##### Source records #####

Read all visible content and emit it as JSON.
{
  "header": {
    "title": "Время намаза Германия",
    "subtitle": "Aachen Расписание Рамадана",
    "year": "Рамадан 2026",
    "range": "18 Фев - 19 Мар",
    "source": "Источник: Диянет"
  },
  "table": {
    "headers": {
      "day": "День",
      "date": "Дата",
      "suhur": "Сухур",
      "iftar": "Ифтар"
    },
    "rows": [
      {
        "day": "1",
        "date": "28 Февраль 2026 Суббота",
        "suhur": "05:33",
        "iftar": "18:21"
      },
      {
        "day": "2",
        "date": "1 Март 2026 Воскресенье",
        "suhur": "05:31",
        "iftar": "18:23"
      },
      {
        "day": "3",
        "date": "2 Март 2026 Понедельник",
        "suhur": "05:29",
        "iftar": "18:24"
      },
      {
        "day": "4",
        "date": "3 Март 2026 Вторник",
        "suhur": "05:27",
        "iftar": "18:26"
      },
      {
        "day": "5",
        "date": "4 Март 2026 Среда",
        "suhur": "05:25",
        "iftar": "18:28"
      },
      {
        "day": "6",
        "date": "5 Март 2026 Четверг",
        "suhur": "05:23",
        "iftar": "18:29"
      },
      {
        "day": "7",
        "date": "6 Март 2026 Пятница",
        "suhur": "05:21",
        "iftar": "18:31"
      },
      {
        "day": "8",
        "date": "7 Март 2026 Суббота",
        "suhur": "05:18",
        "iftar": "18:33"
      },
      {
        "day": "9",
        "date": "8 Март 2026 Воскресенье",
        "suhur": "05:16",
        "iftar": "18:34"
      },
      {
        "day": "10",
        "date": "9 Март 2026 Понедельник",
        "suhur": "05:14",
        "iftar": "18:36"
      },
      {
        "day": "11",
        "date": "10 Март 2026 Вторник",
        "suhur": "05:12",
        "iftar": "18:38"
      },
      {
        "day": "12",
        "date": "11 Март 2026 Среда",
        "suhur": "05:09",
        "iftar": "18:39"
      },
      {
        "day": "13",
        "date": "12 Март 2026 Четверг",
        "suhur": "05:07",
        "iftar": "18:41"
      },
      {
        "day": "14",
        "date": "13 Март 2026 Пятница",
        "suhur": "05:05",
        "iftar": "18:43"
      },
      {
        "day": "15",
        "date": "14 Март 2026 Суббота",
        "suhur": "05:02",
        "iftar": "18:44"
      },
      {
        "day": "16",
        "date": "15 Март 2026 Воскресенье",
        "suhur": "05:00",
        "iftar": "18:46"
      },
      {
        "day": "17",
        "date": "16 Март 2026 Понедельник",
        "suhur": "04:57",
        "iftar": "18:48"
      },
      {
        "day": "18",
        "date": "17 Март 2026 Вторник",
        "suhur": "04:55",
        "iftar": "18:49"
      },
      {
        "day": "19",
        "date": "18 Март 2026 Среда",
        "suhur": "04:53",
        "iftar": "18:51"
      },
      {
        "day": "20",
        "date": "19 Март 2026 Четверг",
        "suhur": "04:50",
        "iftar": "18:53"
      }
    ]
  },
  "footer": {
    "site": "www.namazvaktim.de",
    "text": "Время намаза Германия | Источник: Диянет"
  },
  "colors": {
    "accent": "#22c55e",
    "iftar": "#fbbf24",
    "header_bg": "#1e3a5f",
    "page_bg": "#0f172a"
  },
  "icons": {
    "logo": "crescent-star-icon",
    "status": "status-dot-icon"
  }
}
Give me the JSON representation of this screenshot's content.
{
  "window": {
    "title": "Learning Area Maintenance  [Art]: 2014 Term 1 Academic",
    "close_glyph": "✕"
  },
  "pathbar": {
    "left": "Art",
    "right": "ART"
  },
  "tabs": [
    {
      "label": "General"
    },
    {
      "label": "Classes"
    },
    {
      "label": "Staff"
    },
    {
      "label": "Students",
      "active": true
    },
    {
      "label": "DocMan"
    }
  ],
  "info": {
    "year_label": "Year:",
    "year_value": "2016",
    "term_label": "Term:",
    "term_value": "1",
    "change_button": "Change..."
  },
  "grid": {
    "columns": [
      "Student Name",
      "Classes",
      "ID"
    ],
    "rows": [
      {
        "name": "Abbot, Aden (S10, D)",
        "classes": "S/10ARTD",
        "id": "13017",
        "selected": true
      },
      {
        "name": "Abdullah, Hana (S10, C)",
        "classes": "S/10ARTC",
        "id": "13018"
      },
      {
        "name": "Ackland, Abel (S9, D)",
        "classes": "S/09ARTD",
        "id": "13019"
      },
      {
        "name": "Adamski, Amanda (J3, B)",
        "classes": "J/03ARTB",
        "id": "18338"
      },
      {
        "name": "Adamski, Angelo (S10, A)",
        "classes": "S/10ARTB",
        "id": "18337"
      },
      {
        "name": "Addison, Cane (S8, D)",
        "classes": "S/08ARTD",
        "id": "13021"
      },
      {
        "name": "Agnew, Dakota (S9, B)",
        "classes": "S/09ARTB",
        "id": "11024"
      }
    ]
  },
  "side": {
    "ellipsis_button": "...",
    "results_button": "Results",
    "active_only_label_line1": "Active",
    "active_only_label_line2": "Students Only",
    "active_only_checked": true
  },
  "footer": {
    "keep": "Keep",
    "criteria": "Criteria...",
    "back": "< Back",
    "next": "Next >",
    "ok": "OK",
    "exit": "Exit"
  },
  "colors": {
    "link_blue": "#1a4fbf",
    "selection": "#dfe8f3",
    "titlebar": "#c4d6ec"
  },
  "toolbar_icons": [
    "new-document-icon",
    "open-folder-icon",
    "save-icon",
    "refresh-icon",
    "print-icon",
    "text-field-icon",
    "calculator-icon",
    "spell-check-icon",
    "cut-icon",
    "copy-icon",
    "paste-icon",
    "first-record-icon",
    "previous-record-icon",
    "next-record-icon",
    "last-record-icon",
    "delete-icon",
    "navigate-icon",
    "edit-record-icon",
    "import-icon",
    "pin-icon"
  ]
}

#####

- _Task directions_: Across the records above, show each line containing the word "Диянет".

- _Task response_:
    "source": "Источник: Диянет"
    "text": "Время намаза Германия | Источник: Диянет"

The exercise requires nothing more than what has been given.